Segment Start: Source data

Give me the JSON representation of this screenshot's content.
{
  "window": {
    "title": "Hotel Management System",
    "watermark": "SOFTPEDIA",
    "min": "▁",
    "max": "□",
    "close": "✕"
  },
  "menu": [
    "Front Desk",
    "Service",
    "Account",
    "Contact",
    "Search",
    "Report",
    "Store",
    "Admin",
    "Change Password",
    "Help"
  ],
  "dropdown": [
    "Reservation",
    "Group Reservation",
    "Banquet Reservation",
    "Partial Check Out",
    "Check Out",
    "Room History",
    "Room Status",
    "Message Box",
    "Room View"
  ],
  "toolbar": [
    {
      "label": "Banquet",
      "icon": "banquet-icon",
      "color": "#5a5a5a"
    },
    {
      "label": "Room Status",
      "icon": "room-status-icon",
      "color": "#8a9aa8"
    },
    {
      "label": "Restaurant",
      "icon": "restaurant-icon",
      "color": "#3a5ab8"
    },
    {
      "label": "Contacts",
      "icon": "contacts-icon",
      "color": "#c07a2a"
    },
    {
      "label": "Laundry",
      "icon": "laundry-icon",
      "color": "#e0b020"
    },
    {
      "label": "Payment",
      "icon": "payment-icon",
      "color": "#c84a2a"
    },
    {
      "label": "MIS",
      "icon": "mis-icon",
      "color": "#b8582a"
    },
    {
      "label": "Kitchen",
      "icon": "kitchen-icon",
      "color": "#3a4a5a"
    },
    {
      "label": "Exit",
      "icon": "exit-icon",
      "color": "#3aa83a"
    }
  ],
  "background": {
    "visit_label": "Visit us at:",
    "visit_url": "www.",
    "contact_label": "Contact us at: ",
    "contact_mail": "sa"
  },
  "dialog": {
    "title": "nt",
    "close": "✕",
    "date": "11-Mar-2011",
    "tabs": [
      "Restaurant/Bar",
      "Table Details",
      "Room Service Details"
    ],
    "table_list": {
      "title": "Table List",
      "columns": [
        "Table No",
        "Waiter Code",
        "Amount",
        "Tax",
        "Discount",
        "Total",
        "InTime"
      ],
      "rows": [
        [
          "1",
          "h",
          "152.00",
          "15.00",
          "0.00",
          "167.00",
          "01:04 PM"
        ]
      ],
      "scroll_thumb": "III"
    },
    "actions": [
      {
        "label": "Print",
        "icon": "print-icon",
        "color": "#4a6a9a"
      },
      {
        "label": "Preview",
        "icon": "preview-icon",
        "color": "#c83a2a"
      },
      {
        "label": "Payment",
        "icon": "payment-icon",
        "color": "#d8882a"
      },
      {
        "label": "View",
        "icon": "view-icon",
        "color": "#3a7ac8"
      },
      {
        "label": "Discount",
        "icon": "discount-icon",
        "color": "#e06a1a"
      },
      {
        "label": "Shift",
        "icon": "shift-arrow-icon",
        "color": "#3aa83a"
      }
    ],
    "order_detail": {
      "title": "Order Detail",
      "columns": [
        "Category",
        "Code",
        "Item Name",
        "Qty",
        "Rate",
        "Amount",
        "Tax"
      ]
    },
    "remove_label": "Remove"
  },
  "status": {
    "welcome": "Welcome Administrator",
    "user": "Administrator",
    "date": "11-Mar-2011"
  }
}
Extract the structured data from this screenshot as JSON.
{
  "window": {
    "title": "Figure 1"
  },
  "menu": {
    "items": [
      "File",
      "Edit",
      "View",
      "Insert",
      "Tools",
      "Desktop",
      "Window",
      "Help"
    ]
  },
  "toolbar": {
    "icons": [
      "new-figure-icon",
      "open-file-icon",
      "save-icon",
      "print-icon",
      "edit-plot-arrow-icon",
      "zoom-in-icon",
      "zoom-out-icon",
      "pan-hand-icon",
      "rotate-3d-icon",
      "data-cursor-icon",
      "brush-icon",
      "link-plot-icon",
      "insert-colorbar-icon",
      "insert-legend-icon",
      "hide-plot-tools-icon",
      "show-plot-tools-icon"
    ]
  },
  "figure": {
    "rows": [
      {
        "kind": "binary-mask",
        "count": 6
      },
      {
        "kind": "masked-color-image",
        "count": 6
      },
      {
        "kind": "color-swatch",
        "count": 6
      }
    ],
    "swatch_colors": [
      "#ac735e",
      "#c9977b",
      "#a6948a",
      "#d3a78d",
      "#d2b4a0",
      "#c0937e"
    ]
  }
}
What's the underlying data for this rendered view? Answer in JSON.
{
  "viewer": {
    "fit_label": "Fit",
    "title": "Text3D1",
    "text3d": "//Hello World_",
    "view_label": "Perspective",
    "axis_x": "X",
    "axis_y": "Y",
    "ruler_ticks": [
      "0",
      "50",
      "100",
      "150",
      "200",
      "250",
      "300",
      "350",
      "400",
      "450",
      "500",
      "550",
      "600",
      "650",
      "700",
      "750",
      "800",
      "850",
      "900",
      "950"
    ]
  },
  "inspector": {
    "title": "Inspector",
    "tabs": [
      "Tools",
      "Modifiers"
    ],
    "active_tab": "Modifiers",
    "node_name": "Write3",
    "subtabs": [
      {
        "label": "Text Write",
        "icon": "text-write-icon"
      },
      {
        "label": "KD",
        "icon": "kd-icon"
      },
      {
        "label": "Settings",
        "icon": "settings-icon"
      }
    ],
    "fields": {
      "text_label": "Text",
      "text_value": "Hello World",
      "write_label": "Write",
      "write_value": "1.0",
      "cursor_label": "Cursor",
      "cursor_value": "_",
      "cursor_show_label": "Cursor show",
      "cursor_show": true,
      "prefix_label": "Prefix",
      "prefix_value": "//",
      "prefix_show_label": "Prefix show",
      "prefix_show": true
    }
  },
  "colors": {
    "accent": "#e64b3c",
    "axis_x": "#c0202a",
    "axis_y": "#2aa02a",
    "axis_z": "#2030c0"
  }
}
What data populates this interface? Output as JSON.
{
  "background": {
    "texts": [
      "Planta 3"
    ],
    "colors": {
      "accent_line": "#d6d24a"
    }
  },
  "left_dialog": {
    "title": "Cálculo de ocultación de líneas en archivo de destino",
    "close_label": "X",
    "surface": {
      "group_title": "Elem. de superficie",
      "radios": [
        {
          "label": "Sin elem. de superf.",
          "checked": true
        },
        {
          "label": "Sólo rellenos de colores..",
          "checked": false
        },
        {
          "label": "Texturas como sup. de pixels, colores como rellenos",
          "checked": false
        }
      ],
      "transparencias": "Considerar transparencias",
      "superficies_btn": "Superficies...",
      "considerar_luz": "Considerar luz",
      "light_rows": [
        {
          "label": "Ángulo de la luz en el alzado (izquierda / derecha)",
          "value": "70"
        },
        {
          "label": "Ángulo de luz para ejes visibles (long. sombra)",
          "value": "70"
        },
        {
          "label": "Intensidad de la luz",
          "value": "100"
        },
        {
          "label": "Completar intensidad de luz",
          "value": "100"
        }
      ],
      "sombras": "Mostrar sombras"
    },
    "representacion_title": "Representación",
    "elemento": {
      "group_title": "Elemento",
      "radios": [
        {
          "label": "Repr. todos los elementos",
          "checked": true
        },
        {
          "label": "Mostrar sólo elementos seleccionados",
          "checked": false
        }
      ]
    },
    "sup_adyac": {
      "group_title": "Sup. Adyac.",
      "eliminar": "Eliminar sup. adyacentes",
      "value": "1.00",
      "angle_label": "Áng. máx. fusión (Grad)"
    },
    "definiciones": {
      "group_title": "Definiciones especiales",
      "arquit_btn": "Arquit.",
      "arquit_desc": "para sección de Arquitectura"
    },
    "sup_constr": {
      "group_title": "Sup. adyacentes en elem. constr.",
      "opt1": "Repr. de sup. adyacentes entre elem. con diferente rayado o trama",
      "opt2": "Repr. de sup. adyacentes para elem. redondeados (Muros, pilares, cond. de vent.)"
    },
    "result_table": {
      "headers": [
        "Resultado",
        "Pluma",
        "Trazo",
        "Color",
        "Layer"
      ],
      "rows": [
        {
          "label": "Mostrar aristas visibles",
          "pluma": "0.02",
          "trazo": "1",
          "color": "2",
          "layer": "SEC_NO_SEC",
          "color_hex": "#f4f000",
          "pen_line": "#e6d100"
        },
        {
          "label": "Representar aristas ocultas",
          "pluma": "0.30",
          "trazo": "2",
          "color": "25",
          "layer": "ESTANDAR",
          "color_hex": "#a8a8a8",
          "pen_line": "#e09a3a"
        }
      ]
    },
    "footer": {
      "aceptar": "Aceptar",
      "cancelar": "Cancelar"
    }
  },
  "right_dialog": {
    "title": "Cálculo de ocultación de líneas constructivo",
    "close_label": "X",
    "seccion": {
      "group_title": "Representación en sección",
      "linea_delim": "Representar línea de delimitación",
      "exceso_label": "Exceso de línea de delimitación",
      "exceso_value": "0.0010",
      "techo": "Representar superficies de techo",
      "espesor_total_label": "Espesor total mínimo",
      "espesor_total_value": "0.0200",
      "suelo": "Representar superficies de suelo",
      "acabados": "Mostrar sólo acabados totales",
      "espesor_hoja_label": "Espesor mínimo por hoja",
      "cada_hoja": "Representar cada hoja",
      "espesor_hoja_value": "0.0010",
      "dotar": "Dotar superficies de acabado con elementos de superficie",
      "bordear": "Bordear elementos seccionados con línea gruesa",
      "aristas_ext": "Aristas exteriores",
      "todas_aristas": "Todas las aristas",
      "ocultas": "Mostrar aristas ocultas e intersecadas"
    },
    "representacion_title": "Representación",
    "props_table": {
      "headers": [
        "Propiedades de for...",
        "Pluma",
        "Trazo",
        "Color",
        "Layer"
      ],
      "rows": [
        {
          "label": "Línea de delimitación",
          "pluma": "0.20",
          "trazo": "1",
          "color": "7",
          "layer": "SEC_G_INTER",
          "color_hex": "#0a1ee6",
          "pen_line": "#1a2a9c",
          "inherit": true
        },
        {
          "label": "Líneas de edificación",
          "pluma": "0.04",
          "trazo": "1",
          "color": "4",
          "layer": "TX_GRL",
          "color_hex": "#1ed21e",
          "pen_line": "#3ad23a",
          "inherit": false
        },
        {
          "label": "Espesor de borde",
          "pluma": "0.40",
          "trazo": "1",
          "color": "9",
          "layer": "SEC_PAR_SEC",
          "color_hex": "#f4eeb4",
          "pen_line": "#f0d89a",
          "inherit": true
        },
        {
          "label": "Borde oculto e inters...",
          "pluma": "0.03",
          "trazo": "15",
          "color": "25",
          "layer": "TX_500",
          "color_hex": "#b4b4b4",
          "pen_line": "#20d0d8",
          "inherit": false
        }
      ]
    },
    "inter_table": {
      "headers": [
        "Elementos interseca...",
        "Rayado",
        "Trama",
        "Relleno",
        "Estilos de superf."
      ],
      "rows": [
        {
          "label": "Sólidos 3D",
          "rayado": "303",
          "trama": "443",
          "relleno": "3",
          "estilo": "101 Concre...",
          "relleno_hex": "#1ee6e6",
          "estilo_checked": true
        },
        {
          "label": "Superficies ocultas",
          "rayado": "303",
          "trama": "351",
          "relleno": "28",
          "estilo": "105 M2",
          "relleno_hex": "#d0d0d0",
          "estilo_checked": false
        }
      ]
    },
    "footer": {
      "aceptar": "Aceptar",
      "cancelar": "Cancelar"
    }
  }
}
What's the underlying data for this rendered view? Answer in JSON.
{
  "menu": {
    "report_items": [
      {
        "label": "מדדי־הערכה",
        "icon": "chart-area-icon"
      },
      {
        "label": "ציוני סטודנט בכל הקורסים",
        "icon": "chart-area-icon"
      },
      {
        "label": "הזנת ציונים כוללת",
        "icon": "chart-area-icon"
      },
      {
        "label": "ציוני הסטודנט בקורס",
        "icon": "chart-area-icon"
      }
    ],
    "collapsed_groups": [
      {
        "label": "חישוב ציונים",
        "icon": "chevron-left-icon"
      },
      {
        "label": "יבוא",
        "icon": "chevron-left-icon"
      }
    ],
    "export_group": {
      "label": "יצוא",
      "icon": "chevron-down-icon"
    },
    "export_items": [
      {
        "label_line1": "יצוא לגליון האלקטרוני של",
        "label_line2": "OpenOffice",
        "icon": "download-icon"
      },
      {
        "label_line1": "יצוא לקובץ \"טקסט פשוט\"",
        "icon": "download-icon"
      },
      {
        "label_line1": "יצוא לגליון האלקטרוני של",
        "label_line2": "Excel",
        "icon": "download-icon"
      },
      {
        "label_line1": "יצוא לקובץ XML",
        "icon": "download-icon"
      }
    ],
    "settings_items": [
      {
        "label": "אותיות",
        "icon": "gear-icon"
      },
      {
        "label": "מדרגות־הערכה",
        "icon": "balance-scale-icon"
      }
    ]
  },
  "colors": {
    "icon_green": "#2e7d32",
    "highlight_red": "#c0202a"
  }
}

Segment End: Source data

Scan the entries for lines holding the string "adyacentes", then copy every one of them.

**Exercise answer:**
      "eliminar": "Eliminar sup. adyacentes",
      "group_title": "Sup. adyacentes en elem. constr.",
      "opt1": "Repr. de sup. adyacentes entre elem. con diferente rayado o trama",
      "opt2": "Repr. de sup. adyacentes para elem. redondeados (Muros, pilares, cond. de vent.)"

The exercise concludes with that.